... presence in the world didn’t dim.Secularism, reason, scepticism don’t bring disenchantment, Thomas Laqueur argues in this monumental study, the harvest of more than ten years’ concentrated exploring of archives, tombstones, battlefields and furnace design. Laqueur principally scrutinises developments since ...

Too Much

Barbara Taylor: A history of masturbation, 6 May 2004

Solitary Sex: A Cultural History of Masturbation 
by Thomas Laqueur.
Zone, 501 pp., £21.95, March 2003, 1 890951 32 3
Show More
Show More
... act become a site of such debilitating fear and shame? Why, in the course of the 18th century, as Thomas Laqueur asks in this rich and lively history, did a practice tolerated by the ancients and largely ignored by Judeo-Christian moralists, come to be seen as the height of erotic depravity? Laqueur, who teaches at ...

Splenditello

Stephen Greenblatt, 19 June 1986

Immodest Acts: The Life of a Lesbian Nun in Renaissance Italy 
by Judith Brown.
Oxford, 214 pp., £12.50, January 1986, 0 19 503675 1
Show More
Show More
... by a number of scholars, including Caroline Bynum, Eve Kosofsky Sedgwick, Christopher Craft, Thomas Laqueur, and, of course, Michel Foucault. When the implications of this work are fully absorbed, it will be more difficult to write of lesbian nuns in Renaissance Italy, but it will be easier to understand the relationship between demonic possession ...

John Sturrock

Mary-Kay Wilmers, 20 September 2017

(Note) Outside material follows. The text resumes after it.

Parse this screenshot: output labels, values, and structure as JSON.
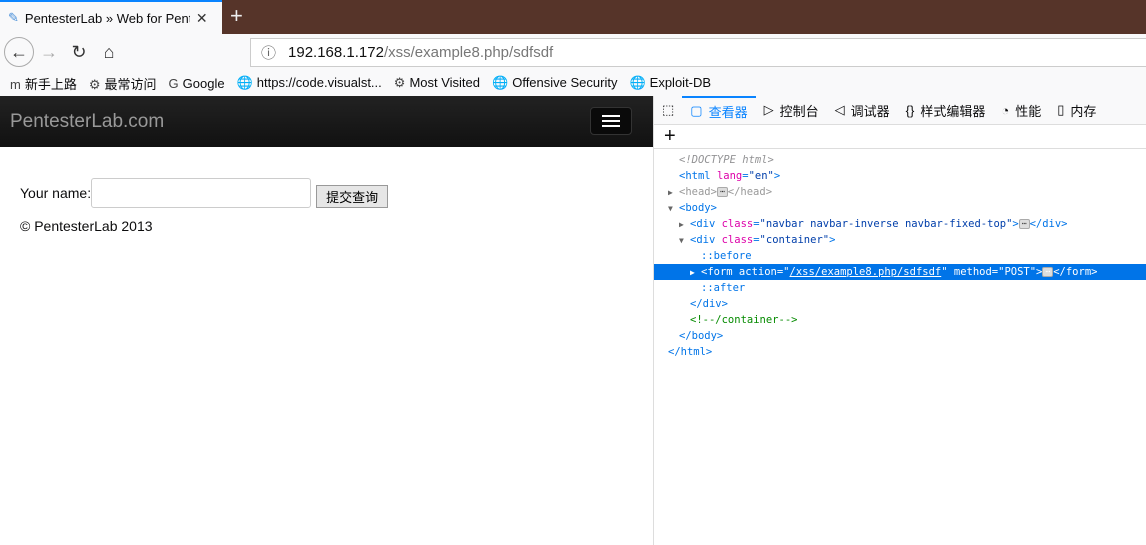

... and taste and high standards made me better than I am. I am grateful to him and mourn his death. Thomas Laqueur John was one of my oldest friends, indeed I can’t think of any older. We met very soon after our simultaneous arrival at Lincoln College in 1951. There he introduced me to the Ximenes crossword competition in the Observer: he was something ...

11 September

LRB Contributors, 4 October 2001

... the great champion of New York, in the old cemetery of Trinity Church near the WTC. While Thomas Jefferson waxed pastoral about an agrarian America, Hamilton insisted on the cosmopolitanism of the city as the wellspring of the nation. To see his grave buried again was difficult, but the rubble will be removed. So come delight in the city again, swap ...

Read anywhere with the London Review of Books app, available now from the App Store for Apple devices, Google Play for Android devices and Amazon for your Kindle Fire.

Read More

Sign up to our newsletter

For highlights from the latest issue, our archive and the blog, as well as news, events and exclusive promotions.

Newsletter Preferences